▶ Task objective: Return all of the records exactly.

(Input records)

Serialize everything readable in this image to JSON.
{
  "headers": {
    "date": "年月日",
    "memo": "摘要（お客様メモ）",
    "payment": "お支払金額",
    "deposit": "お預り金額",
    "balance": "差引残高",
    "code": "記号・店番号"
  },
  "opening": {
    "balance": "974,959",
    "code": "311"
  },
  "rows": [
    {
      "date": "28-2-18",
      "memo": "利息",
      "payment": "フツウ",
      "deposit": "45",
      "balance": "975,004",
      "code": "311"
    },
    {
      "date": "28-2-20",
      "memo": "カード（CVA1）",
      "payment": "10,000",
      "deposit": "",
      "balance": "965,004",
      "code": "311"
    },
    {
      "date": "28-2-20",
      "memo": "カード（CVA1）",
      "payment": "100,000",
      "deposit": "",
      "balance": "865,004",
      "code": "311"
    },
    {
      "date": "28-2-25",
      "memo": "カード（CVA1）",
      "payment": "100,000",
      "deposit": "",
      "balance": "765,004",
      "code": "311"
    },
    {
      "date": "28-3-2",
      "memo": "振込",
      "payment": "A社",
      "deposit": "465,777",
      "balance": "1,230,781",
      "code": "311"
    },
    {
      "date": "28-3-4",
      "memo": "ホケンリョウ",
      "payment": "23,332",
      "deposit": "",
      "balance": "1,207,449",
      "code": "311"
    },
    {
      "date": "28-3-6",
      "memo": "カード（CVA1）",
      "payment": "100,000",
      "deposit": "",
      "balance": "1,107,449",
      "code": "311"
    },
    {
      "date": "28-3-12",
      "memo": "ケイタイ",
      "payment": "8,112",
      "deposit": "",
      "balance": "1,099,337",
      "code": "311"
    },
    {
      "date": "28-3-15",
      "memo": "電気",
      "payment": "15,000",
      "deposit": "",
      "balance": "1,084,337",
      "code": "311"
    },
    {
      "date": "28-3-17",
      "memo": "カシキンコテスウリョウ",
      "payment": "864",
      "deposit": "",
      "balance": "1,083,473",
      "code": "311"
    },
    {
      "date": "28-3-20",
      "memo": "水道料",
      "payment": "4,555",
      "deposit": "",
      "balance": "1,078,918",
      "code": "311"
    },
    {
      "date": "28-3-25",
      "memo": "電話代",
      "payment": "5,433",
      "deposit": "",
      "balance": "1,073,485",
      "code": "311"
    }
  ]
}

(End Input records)

▶ Solution:
Serialize everything readable in this image to JSON.
{
  "headers": {
    "date": "年月日",
    "memo": "摘要（お客様メモ）",
    "payment": "お支払金額",
    "deposit": "お預り金額",
    "balance": "差引残高",
    "code": "記号・店番号"
  },
  "opening": {
    "balance": "974,959",
    "code": "311"
  },
  "rows": [
    {
      "date": "28-2-18",
      "memo": "利息",
      "payment": "フツウ",
      "deposit": "45",
      "balance": "975,004",
      "code": "311"
    },
    {
      "date": "28-2-20",
      "memo": "カード（CVA1）",
      "payment": "10,000",
      "deposit": "",
      "balance": "965,004",
      "code": "311"
    },
    {
      "date": "28-2-20",
      "memo": "カード（CVA1）",
      "payment": "100,000",
      "deposit": "",
      "balance": "865,004",
      "code": "311"
    },
    {
      "date": "28-2-25",
      "memo": "カード（CVA1）",
      "payment": "100,000",
      "deposit": "",
      "balance": "765,004",
      "code": "311"
    },
    {
      "date": "28-3-2",
      "memo": "振込",
      "payment": "A社",
      "deposit": "465,777",
      "balance": "1,230,781",
      "code": "311"
    },
    {
      "date": "28-3-4",
      "memo": "ホケンリョウ",
      "payment": "23,332",
      "deposit": "",
      "balance": "1,207,449",
      "code": "311"
    },
    {
      "date": "28-3-6",
      "memo": "カード（CVA1）",
      "payment": "100,000",
      "deposit": "",
      "balance": "1,107,449",
      "code": "311"
    },
    {
      "date": "28-3-12",
      "memo": "ケイタイ",
      "payment": "8,112",
      "deposit": "",
      "balance": "1,099,337",
      "code": "311"
    },
    {
      "date": "28-3-15",
      "memo": "電気",
      "payment": "15,000",
      "deposit": "",
      "balance": "1,084,337",
      "code": "311"
    },
    {
      "date": "28-3-17",
      "memo": "カシキンコテスウリョウ",
      "payment": "864",
      "deposit": "",
      "balance": "1,083,473",
      "code": "311"
    },
    {
      "date": "28-3-20",
      "memo": "水道料",
      "payment": "4,555",
      "deposit": "",
      "balance": "1,078,918",
      "code": "311"
    },
    {
      "date": "28-3-25",
      "memo": "電話代",
      "payment": "5,433",
      "deposit": "",
      "balance": "1,073,485",
      "code": "311"
    }
  ]
}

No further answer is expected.